TM timeout and max-time

The TransactionManager’s participants provide easy ways to control per transaction timeouts. One can add a TIMESTAMP entry at the beginning of the transaction, and then have each participant control how it’s going, so to speak. If the transaction has spent more than a threshold amount of time, it’s better to abort the transaction right away because the client (i.e. POS device) probably has expired the transaction already and it’s not waiting for our response anymore.

We can do that on each participant, or you can have a general-purpose timeout participant that you can place here and there.

But because this is a common use case, to encourage its use, in jPOS Next the TransactionManager honors a couple of new attributes at the participant level:

  • timeout
  • max-time

e.g.:

1
2
3
4
5
6
7
8
9
10
11
12
13
...
...
<participant class="org.jpos.jcard.CheckFields">
<property name="mandatory" value="PCODE,7,11,12,AMOUNT,PAN,41" />
</participant>
<participant class="org.jpos.jcard.SelectCurrency" />
<participant class="org.jpos.jcard.CreateTranLog" timeout="1000" max-time="5000">
<property name="capture-date" value="capture-date" />
<property name="checkpoint" value="create-tranlog" />
<property name="node" value="${jcard.node:99}" />
</participant>
...
...

In this example, three things can happen:

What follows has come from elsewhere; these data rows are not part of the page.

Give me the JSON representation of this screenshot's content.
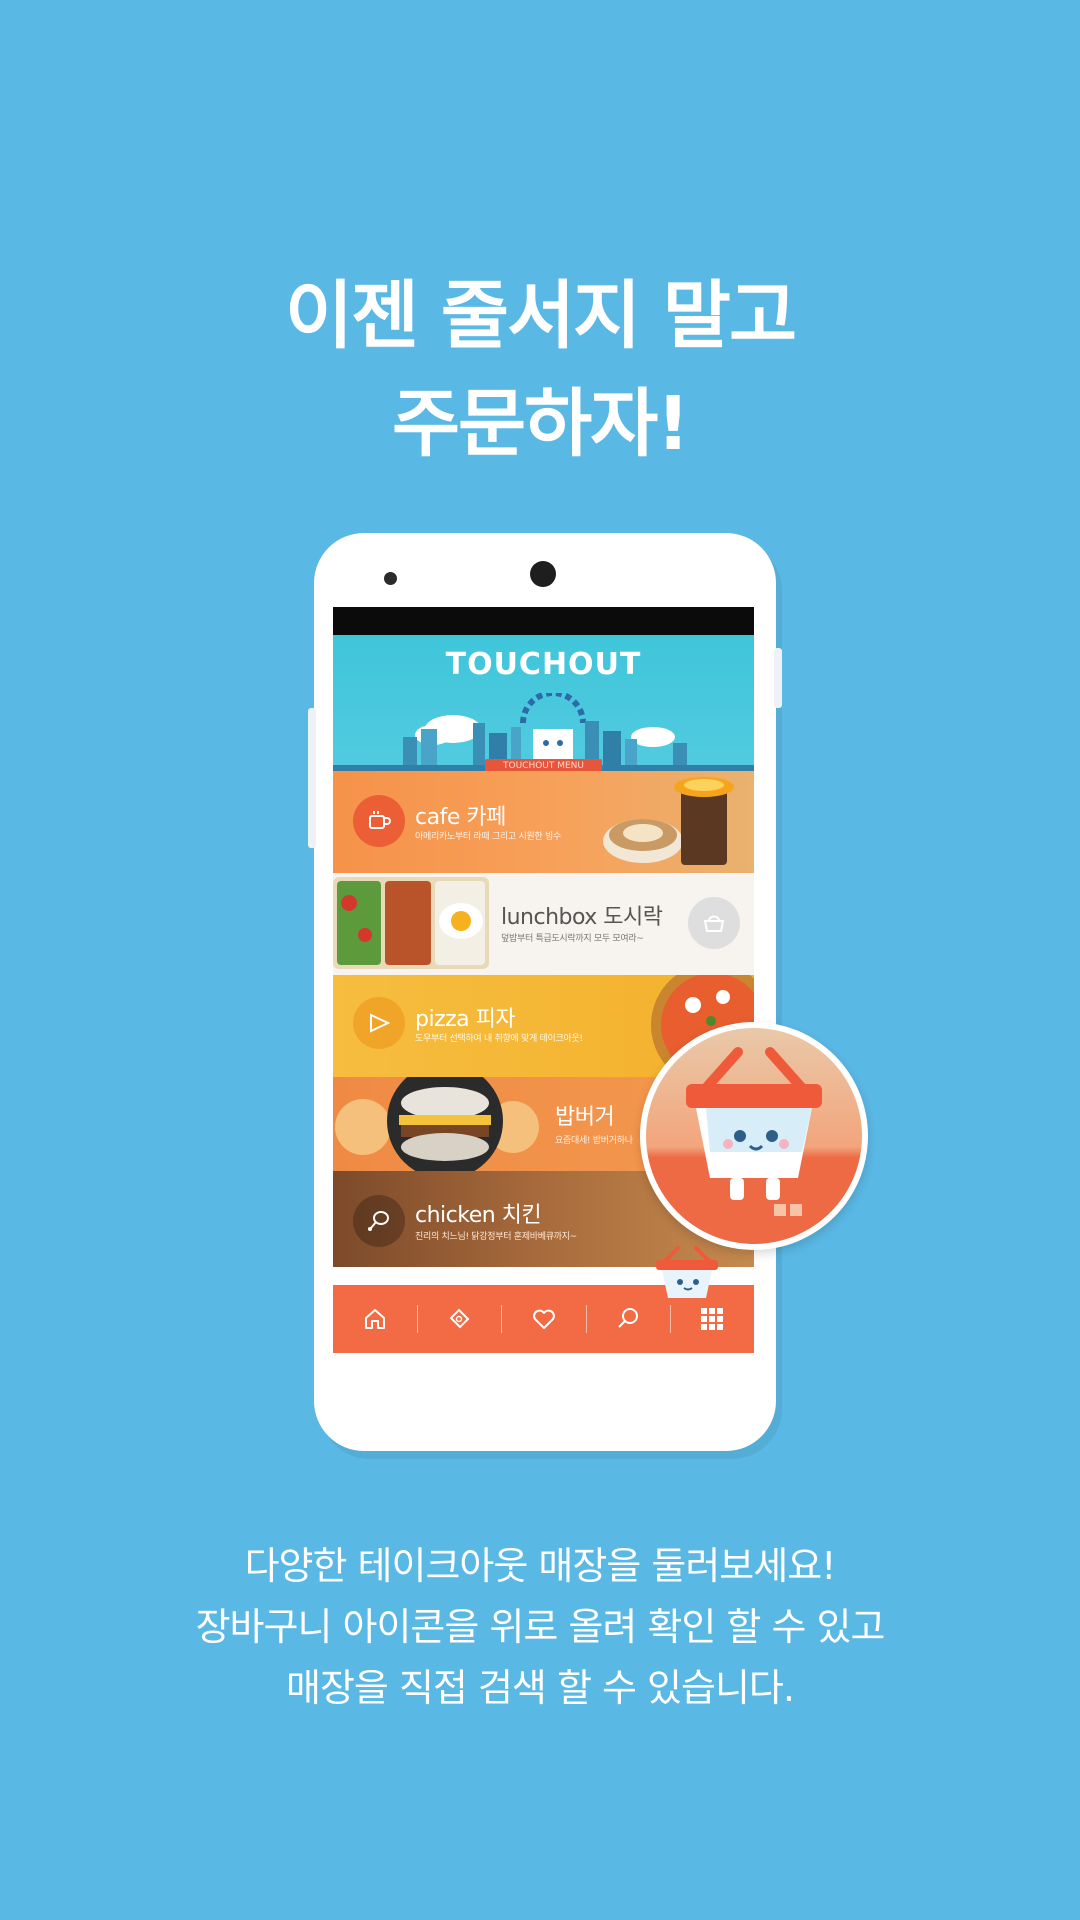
{
  "headline": {
    "line1": "이젠 줄서지 말고",
    "line2": "주문하자!"
  },
  "caption": {
    "line1": "다양한 테이크아웃 매장을 둘러보세요!",
    "line2": "장바구니 아이콘을 위로 올려 확인 할 수 있고",
    "line3": "매장을 직접 검색 할 수 있습니다."
  },
  "app": {
    "brand": "TOUCHOUT",
    "menu_ribbon": "TOUCHOUT MENU",
    "categories": [
      {
        "title": "cafe 카페",
        "subtitle": "아메리카노부터 라떼 그리고 시원한 빙수",
        "icon": "coffee-cup-icon"
      },
      {
        "title": "lunchbox 도시락",
        "subtitle": "덮밥부터 특급도시락까지 모두 모여라~",
        "icon": "lunchbox-icon"
      },
      {
        "title": "pizza 피자",
        "subtitle": "도우부터 선택하여 내 취향에 맞게 테이크아웃!",
        "icon": "pizza-slice-icon"
      },
      {
        "title": "밥버거",
        "subtitle": "요즘대세! 밥버거하나",
        "icon": "burger-icon"
      },
      {
        "title": "chicken 치킨",
        "subtitle": "진리의 치느님! 닭강정부터 훈제바베큐까지~",
        "icon": "drumstick-icon"
      }
    ],
    "nav": [
      {
        "name": "home",
        "icon": "home-icon"
      },
      {
        "name": "coupon",
        "icon": "coupon-icon"
      },
      {
        "name": "favorites",
        "icon": "heart-icon"
      },
      {
        "name": "search",
        "icon": "search-icon"
      },
      {
        "name": "menu-grid",
        "icon": "grid-icon"
      }
    ]
  },
  "colors": {
    "background": "#5ab8e4",
    "accent": "#f26b45",
    "banner": "#47c8dd",
    "pizza": "#f6bd3f"
  }
}
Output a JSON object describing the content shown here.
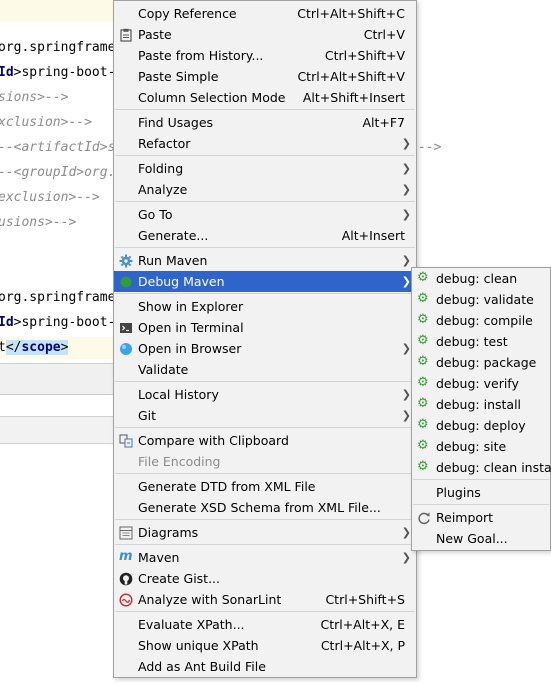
{
  "editor": {
    "lines": [
      {
        "text": "org.springframe"
      },
      {
        "parts": [
          "Id",
          "spring-boot-"
        ]
      },
      {
        "comment": "sions>-->"
      },
      {
        "comment": "xclusion>-->"
      },
      {
        "comment": "--<artifactId>s"
      },
      {
        "comment": "--<groupId>org."
      },
      {
        "comment": "exclusion>-->"
      },
      {
        "comment": "usions>-->"
      },
      {
        "text": "org.springframe"
      },
      {
        "parts": [
          "Id",
          "spring-boot-"
        ]
      },
      {
        "parts": [
          "t",
          "scope"
        ]
      }
    ],
    "trailing_comment": "-->"
  },
  "context_menu": {
    "items": [
      {
        "label": "Copy Reference",
        "shortcut": "Ctrl+Alt+Shift+C"
      },
      {
        "label": "Paste",
        "shortcut": "Ctrl+V",
        "icon": "clipboard-icon"
      },
      {
        "label": "Paste from History...",
        "shortcut": "Ctrl+Shift+V"
      },
      {
        "label": "Paste Simple",
        "shortcut": "Ctrl+Alt+Shift+V"
      },
      {
        "label": "Column Selection Mode",
        "shortcut": "Alt+Shift+Insert"
      },
      {
        "label": "Find Usages",
        "shortcut": "Alt+F7"
      },
      {
        "label": "Refactor",
        "submenu": true
      },
      {
        "label": "Folding",
        "submenu": true
      },
      {
        "label": "Analyze",
        "submenu": true
      },
      {
        "label": "Go To",
        "submenu": true
      },
      {
        "label": "Generate...",
        "shortcut": "Alt+Insert"
      },
      {
        "label": "Run Maven",
        "submenu": true,
        "icon": "gear-icon"
      },
      {
        "label": "Debug Maven",
        "submenu": true,
        "icon": "debug-icon",
        "selected": true
      },
      {
        "label": "Show in Explorer"
      },
      {
        "label": "Open in Terminal",
        "icon": "terminal-icon"
      },
      {
        "label": "Open in Browser",
        "submenu": true,
        "icon": "globe-icon"
      },
      {
        "label": "Validate"
      },
      {
        "label": "Local History",
        "submenu": true
      },
      {
        "label": "Git",
        "submenu": true
      },
      {
        "label": "Compare with Clipboard",
        "icon": "compare-icon"
      },
      {
        "label": "File Encoding",
        "disabled": true
      },
      {
        "label": "Generate DTD from XML File"
      },
      {
        "label": "Generate XSD Schema from XML File..."
      },
      {
        "label": "Diagrams",
        "submenu": true,
        "icon": "diagram-icon"
      },
      {
        "label": "Maven",
        "submenu": true,
        "icon": "maven-icon"
      },
      {
        "label": "Create Gist...",
        "icon": "github-icon"
      },
      {
        "label": "Analyze with SonarLint",
        "shortcut": "Ctrl+Shift+S",
        "icon": "sonarlint-icon"
      },
      {
        "label": "Evaluate XPath...",
        "shortcut": "Ctrl+Alt+X, E"
      },
      {
        "label": "Show unique XPath",
        "shortcut": "Ctrl+Alt+X, P"
      },
      {
        "label": "Add as Ant Build File"
      }
    ]
  },
  "debug_submenu": {
    "items": [
      {
        "label": "debug: clean"
      },
      {
        "label": "debug: validate"
      },
      {
        "label": "debug: compile"
      },
      {
        "label": "debug: test"
      },
      {
        "label": "debug: package"
      },
      {
        "label": "debug: verify"
      },
      {
        "label": "debug: install"
      },
      {
        "label": "debug: deploy"
      },
      {
        "label": "debug: site"
      },
      {
        "label": "debug: clean install"
      },
      {
        "label": "Plugins"
      },
      {
        "label": "Reimport",
        "icon": "refresh-icon"
      },
      {
        "label": "New Goal..."
      }
    ]
  },
  "colors": {
    "menu_bg": "#f2f2f2",
    "selection": "#2f65ca",
    "goal_icon": "#3e9b3e",
    "xml_tag": "#000080",
    "comment": "#8c8c8c"
  }
}
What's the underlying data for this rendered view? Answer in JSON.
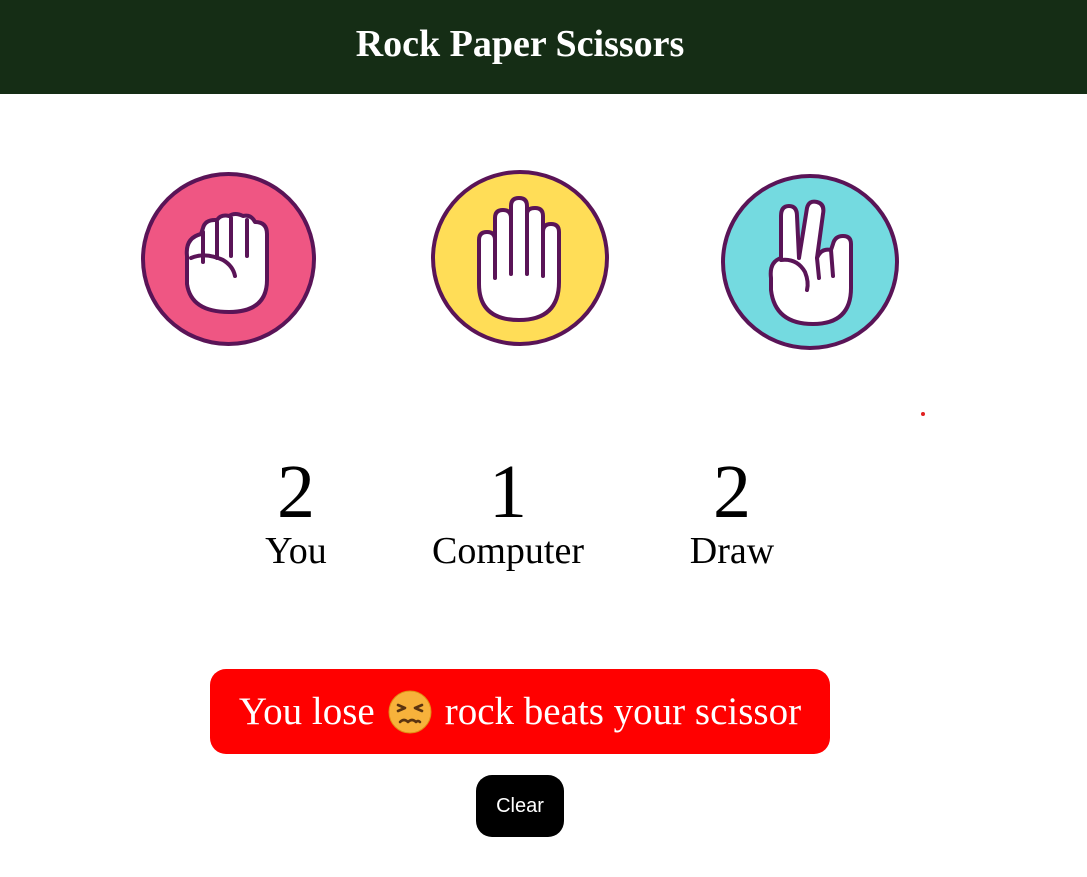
{
  "header": {
    "title": "Rock Paper Scissors",
    "background": "#152d15"
  },
  "choices": [
    {
      "id": "rock",
      "icon": "fist-icon",
      "color": "#ef5683"
    },
    {
      "id": "paper",
      "icon": "open-hand-icon",
      "color": "#ffdd57"
    },
    {
      "id": "scissors",
      "icon": "peace-hand-icon",
      "color": "#74dae0"
    }
  ],
  "outline_color": "#5a1457",
  "scores": {
    "you": {
      "value": "2",
      "label": "You"
    },
    "computer": {
      "value": "1",
      "label": "Computer"
    },
    "draw": {
      "value": "2",
      "label": "Draw"
    }
  },
  "result": {
    "prefix": "You lose",
    "emoji": "tired-face-emoji",
    "suffix": "rock beats your scissor",
    "background": "#ff0000"
  },
  "clear_button": {
    "label": "Clear"
  }
}
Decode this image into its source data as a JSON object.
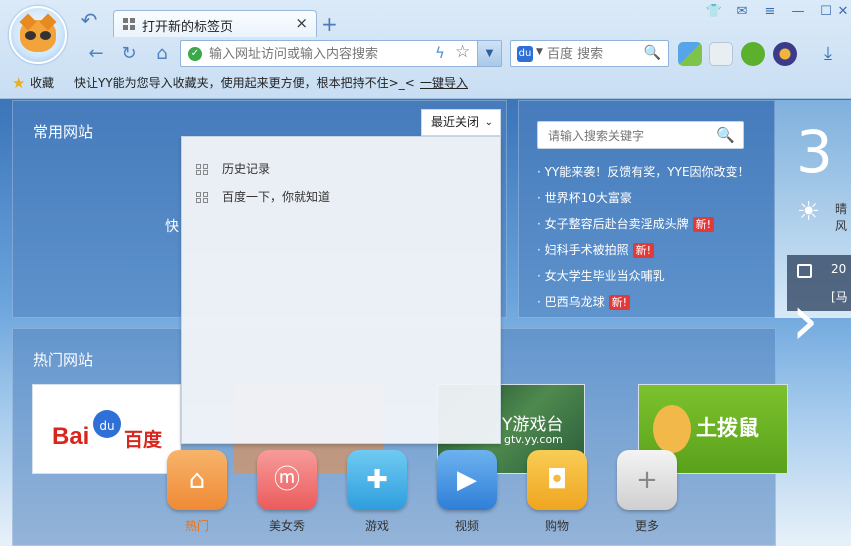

  • if, by the time the TM reaches the CreateTranLog participant, the transaction has taken more than 5000ms thus far, the participant is not called, and the transaction continues with the ABORTED route.
  • If the partitipant takes more than 1000ms to process, even if it has returned PREPARED, we coerce the response to ABORTED.
  • If max time, at the end of the participant is greater than 5000ms, we also coerce the response to ABORTED.